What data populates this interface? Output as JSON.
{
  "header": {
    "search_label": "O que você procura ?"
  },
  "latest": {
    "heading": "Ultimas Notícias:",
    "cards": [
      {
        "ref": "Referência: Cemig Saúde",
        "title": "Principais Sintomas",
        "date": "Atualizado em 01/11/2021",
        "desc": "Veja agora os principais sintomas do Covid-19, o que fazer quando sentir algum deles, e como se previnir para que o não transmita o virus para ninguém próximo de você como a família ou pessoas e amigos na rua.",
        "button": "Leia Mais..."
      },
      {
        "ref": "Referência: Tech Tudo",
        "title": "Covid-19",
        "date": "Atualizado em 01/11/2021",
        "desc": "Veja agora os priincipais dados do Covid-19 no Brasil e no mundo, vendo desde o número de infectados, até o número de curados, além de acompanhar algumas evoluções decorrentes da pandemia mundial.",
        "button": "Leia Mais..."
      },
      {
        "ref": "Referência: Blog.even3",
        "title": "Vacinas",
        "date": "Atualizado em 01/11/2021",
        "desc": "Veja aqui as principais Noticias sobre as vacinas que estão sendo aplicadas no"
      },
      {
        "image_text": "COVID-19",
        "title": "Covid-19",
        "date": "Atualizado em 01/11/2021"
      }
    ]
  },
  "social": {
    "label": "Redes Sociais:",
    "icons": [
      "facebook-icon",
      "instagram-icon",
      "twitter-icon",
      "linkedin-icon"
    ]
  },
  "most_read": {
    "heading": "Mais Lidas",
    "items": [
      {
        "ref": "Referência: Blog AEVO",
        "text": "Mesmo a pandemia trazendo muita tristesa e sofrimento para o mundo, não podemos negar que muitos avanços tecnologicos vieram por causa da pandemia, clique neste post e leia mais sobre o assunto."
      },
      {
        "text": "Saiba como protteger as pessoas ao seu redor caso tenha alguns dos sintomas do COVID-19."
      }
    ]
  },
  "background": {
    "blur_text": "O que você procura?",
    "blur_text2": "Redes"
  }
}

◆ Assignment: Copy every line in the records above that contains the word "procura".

◆ Task solution:
    "search_label": "O que você procura ?"
    "blur_text": "O que você procura?",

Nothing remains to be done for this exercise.